The Lewinsky Redux

The story of the Lewinsky scandal is being rehashed and respun.

Former White House intern Monica Lewinsky smiles during a photo opportunity while on a book tour in Helsinki, Finland Friday, April 9, 1999.

Monica Lewinsky is back.

By + More

Former presidential paramour Monica Lewinsky has resurfaced in Vanity Fair to remind us all, once again, of the lack of class with which Bill Clinton conducted his affairs while president of the United States.

There is little use in rehashing the arguments for and against. Clinton is a serial womanizer, something even most of his supporters acknowledge, albeit with a grin that indicates, to them at least, it doesn’t matter. We know he had an illicit relationship with Lewinsky, lied about it, became only the second president is U.S. history to be impeached and, escaping conviction in the U.S. Senate, went on to serve out the remainder of his second term.

Strangely enough, however, the Lewinsky revelations – if that is indeed what they are – contain a small nugget that amounts to a major rewriting of American sexual politics, then and now, that opens the door for a number of men to claim they are owed an apology.

“Maintaining that her affair with Clinton was one between two consenting adults, Lewinsky writes that it was the public humiliation she suffered in the wake of the scandal that permanently altered the direction of her life,” the magazine says in an online squib published Tuesday in advance of the magazine‘s release. “Sure my boss took advantage of me, but I will always remain firm on this point: it was a consensual relationship. And ‘abuse’ came in the aftermath, when I was made a scapegoat in order to protect his powerful position,” Lewinsky writes in the forthcoming article.

[See a collection of political cartoons on the Democratic Party.]

Sure, he is a rake who has an impulse control problem. Sure, she flashed him – was it in or just near the Oval Office? And yes, members of Clinton’s administration did the best they could to brand her as unbalanced, a stalker and worse. If you remember the politics of the time, which had been redefined for all to see by the Clarence Thomas/Anita Hill debate and the scandal surrounding now former U.S. Sen. Bob Packwood, none of that was supposed to matter. A relationship between a boss and an employee, between an authority figure and a person subordinate to him or her, is a power relationship; therefore, whatever else it might have been, it could not have been consensual.

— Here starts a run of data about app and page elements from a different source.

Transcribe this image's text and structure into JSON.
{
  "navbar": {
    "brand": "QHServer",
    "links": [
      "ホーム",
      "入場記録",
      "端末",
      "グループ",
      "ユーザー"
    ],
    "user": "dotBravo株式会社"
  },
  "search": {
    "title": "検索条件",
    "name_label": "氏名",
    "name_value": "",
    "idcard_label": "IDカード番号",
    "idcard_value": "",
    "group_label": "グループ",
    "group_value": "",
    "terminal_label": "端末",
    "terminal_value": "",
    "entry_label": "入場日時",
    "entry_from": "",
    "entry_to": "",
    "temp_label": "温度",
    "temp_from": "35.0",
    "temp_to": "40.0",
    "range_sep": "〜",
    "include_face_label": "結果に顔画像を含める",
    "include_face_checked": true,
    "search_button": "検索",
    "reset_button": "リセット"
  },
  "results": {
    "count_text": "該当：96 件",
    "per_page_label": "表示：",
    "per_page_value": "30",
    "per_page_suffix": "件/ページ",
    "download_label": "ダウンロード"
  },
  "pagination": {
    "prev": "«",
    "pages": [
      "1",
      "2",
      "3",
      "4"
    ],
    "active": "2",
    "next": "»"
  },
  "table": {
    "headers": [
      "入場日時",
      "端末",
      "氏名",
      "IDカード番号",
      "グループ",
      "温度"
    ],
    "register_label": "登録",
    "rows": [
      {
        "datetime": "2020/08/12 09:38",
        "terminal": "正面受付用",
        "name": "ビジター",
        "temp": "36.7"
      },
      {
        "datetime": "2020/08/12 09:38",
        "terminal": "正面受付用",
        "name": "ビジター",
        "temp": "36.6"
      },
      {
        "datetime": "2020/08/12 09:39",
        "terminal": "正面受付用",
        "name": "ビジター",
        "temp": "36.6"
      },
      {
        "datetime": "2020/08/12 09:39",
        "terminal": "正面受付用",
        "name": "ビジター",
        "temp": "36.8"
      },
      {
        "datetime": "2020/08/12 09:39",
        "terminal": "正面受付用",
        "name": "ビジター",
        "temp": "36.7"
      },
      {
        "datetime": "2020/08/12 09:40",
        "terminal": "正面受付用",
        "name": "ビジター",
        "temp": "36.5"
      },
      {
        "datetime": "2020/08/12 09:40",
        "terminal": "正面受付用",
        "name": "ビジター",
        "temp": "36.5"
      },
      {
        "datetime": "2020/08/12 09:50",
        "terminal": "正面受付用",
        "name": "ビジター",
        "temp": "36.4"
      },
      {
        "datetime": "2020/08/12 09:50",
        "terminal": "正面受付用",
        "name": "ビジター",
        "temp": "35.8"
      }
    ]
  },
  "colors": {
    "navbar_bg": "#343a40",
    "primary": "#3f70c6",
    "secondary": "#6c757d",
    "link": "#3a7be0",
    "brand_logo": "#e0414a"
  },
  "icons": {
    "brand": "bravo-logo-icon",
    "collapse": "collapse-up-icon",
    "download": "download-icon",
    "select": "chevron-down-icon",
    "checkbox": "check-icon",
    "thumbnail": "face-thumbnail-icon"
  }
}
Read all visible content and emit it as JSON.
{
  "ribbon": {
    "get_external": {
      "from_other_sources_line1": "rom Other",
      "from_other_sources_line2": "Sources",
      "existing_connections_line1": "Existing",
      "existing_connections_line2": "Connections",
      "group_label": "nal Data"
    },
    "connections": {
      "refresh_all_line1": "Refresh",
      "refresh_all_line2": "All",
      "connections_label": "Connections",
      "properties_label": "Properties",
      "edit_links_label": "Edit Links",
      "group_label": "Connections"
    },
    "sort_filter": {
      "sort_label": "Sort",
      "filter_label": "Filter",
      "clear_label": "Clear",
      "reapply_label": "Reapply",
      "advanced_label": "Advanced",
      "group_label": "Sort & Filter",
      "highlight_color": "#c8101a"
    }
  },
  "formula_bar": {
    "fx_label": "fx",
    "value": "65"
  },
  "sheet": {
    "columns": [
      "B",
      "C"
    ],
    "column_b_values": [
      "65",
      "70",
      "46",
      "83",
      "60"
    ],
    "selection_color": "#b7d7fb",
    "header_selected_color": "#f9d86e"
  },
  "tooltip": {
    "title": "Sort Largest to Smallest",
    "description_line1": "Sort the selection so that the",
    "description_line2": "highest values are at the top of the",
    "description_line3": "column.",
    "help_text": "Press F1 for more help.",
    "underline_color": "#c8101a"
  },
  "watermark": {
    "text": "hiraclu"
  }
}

The fact of power, that one party has it and the other does not, bends the curve. At least that is what the feminist nanny goats who objected to the behavior of men in powerful positions had us all believing at the time. The presence of “power” removes the possibility of consent from any relationship like the one that occurred between Clinton and Lewinsky, we were told over and over again before that particular scandal broke, because, at some level, the consent was necessarily coerced. Just like his well-documented request, still disputed by Clinton loyalists, that a female state employee provide him with sexual gratification in a Little Rock hotel suite after she was escorted to it and him by an Arkansas state patrolman.

Lewinsky apparently believes she consented to what went on between them but, again according to the new sexual standards that had been established by the feminist movement, she was merely deluding herself. That she may have understood that may also explain, in part, why she kept the infamous stained blue dress that eventually made headlines once its existence was revealed on The Drudge Report website. She knew instinctively that she’d eventually need evidence of their affair.

[See a collection of political cartoons on Congress.]

This is the sticking point, one that those in the GOP who argued for impeachment and for other sanctions could never quite make clear through the fog of disinformation emanating from the Clinton media defense squad. Once the rules concerning workplace relationships were redefined, the Republicans, like it or not, made an obvious attempt to live by them. Therefore, when the president was caught violating those rules, it was necessary to subject him to sanction. That’s how the rule of law works: It must apply to all persons equally in order for it to stand up and for the rest of us to avoid being drawn into a tyranny governed by emotions and expediency.

Attempts to rewrite history are always interesting, and no less so in this case. There are those who will no doubt argue it is to Hillary Clinton’s benefit to have the story rehashed and respun so she can avoid talking about it if and when she runs for president herself in 2016. An extramarital affair is a lot easier to explain away as inconsequential than a flagrant abuse of power which, according to the old rules, is what Mr. Clinton committed by his seduction of Lewinsky. If the rules have in fact changed, it would be helpful for someone to let the rest of us know.